Computes the orthogonal-triangular (QR) decomposition of a matrix $$X$$ and returns $$Q'Y$$ and $$R$$.

## Format¶

{ qty, r } = qtyr(y, X)
Parameters:
• y (NxL matrix) – data

• X (NxP matrix) – data

Returns:
• qty (NxL matrix) – unitary matrix

• r (KxP matrix) – upper triangular matrix. $$K = min(N,P)$$.

## Examples¶

The QR algorithm is the numerically superior method for the solution of least squares problems:

loadm x, y;
{ qty, r } = qtyr(y, x);
q1ty = qty[1:rows(r), .];
q2ty = qty[rows(r)+1:rows(qty), .];

// LS coefficients
b = qrsol(q1ty, r);

// Residual sums of squares
s2 = sumc(q2ty^2);


## Remarks¶

Given $$X$$, there is an orthogonal matrix $$Q$$ such that $$Q'X$$ is zero below its diagonal, i.e.,

$\begin{split}Q′X = \begin{bmatrix} R \\ 0 \end{bmatrix}\end{split}$

where $$R$$ is upper triangular.

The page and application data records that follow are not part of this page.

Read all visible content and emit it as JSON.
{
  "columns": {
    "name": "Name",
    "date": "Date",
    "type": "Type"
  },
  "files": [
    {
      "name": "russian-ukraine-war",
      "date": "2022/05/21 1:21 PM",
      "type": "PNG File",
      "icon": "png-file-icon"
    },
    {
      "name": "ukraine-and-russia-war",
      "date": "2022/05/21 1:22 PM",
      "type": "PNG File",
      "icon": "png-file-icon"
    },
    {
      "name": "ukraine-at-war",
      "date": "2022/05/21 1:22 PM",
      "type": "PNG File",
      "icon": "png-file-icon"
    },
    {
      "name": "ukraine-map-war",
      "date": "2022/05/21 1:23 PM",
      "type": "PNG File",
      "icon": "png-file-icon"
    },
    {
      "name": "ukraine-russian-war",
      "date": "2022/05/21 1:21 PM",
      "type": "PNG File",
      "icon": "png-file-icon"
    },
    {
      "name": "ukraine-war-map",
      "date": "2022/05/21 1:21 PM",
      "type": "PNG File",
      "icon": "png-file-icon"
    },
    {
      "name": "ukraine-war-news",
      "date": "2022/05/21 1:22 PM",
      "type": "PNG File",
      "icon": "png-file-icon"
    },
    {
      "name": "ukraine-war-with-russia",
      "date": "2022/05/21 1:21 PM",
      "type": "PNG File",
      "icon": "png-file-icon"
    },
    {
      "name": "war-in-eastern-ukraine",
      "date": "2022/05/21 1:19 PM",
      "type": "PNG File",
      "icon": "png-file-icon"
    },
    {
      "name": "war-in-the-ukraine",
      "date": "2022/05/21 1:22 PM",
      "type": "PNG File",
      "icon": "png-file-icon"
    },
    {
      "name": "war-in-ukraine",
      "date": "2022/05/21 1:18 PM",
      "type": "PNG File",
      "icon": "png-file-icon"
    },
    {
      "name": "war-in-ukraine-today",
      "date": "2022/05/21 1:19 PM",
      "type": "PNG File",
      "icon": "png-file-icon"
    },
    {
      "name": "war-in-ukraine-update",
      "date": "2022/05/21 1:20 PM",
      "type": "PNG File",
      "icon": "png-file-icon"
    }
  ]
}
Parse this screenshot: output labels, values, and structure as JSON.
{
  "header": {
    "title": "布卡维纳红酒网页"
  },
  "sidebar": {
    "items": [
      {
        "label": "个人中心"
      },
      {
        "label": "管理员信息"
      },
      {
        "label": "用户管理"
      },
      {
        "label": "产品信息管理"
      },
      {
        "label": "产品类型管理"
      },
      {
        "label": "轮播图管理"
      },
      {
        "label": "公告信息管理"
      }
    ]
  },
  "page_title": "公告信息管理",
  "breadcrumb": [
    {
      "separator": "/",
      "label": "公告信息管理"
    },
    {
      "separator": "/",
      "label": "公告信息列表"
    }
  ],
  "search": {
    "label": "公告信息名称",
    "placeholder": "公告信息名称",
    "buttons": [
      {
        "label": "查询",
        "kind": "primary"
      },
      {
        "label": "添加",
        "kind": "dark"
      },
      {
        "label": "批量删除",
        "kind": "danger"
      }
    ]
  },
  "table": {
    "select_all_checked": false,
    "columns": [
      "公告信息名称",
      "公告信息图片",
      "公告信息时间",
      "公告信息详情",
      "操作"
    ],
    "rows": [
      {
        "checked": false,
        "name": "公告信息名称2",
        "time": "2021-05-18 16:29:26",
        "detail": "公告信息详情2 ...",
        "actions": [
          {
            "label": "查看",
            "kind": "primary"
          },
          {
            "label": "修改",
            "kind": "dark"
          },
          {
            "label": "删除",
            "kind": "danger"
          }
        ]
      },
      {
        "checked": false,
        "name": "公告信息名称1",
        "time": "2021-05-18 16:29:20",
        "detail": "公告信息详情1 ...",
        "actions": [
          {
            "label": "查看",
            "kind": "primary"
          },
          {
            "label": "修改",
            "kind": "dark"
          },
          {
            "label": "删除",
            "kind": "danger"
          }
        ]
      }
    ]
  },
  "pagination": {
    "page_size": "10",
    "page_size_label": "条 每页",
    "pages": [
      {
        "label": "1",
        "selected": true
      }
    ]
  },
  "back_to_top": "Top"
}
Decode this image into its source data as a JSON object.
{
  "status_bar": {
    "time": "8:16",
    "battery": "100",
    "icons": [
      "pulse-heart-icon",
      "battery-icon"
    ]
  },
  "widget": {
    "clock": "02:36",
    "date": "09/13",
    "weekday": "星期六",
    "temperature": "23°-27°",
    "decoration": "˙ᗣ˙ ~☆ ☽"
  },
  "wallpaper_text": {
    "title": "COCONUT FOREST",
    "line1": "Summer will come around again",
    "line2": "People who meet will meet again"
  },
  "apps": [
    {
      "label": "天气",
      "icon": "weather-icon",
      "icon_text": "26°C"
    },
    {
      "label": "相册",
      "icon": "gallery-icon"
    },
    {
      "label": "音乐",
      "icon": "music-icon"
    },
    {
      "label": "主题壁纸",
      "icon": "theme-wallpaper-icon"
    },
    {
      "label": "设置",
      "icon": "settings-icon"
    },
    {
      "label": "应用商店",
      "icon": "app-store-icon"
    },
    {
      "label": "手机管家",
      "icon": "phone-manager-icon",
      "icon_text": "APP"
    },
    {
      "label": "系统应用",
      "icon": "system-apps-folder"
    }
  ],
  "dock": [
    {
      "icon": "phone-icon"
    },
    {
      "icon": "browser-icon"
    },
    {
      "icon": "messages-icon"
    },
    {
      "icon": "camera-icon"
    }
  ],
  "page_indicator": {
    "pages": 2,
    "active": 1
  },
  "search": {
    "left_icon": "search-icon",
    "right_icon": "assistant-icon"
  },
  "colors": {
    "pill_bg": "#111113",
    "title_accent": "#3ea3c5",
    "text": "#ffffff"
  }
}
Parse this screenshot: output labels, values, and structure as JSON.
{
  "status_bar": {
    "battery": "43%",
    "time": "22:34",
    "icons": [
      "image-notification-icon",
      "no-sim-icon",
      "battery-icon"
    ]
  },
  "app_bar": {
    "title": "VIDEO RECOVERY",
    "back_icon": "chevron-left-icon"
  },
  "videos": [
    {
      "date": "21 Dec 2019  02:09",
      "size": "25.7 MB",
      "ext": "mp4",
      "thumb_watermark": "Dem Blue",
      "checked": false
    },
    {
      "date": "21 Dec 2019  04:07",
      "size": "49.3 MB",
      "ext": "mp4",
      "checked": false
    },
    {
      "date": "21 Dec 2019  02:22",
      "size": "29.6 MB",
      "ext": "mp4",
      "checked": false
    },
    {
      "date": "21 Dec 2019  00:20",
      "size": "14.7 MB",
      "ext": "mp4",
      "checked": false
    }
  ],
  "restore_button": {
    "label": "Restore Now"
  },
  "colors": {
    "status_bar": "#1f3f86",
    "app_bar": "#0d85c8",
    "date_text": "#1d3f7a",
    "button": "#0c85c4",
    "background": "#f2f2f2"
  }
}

If we partition

$Q⁢ = \begin{bmatrix} Q_1 & Q_2 \end{bmatrix}$

where $$Q_1$$ has $$P$$ columns, then

$X = Q_1R$

is the QR decomposition of $$X$$. If $$X$$ has linearly independent columns, $$R$$ is also the Cholesky factorization of the moment matrix of $$X$$, i.e., of $$X'X$$. For most problems $$Q$$ or $$Q_1$$ is not what is required. Rather, we require $$Q'Y$$ or $$Q_1'Y$$ where $$Y$$ is an NxL matrix (if either $$QY$$ or $$Q_1Y$$ are required, see qyr()). Since $$Q$$ can be a very large matrix, qtyr() has been provided for the calculation of $$Q'Y$$ which will be a much smaller matrix. $$Q_1'Y$$ will be a submatrix of $$Q'Y$$. In particular,

$G = Q_1'Y = \text{qty}[1:P, .]$

and $$Q_2'Y$$ is the remaining submatrix:

$H⁢ = Q_2'Y = \text{qty}[P+1:N, .]$

Suppose that $$X$$ is an NxK dataset of independent variables, and $$Y$$ is an Nx1 vector of dependent variables. Then it can be shown that

$b = R^{-1}G$

and

$\begin{split}s_j= \sum_{i=1}^{N−P}⁢H_{i,j}\\ ⁢j = 1,2,...L\end{split}$

where b is a PxL matrix of least squares coefficients and s is a 1xL vector of residual sums of squares. Rather than invert $$R$$ directly, however, it is better to apply qrsol() to

$Rb⁢= Q_1′Y$

For rank deficient least squares problems, see qtyre() and qtyrep().

qtyr.src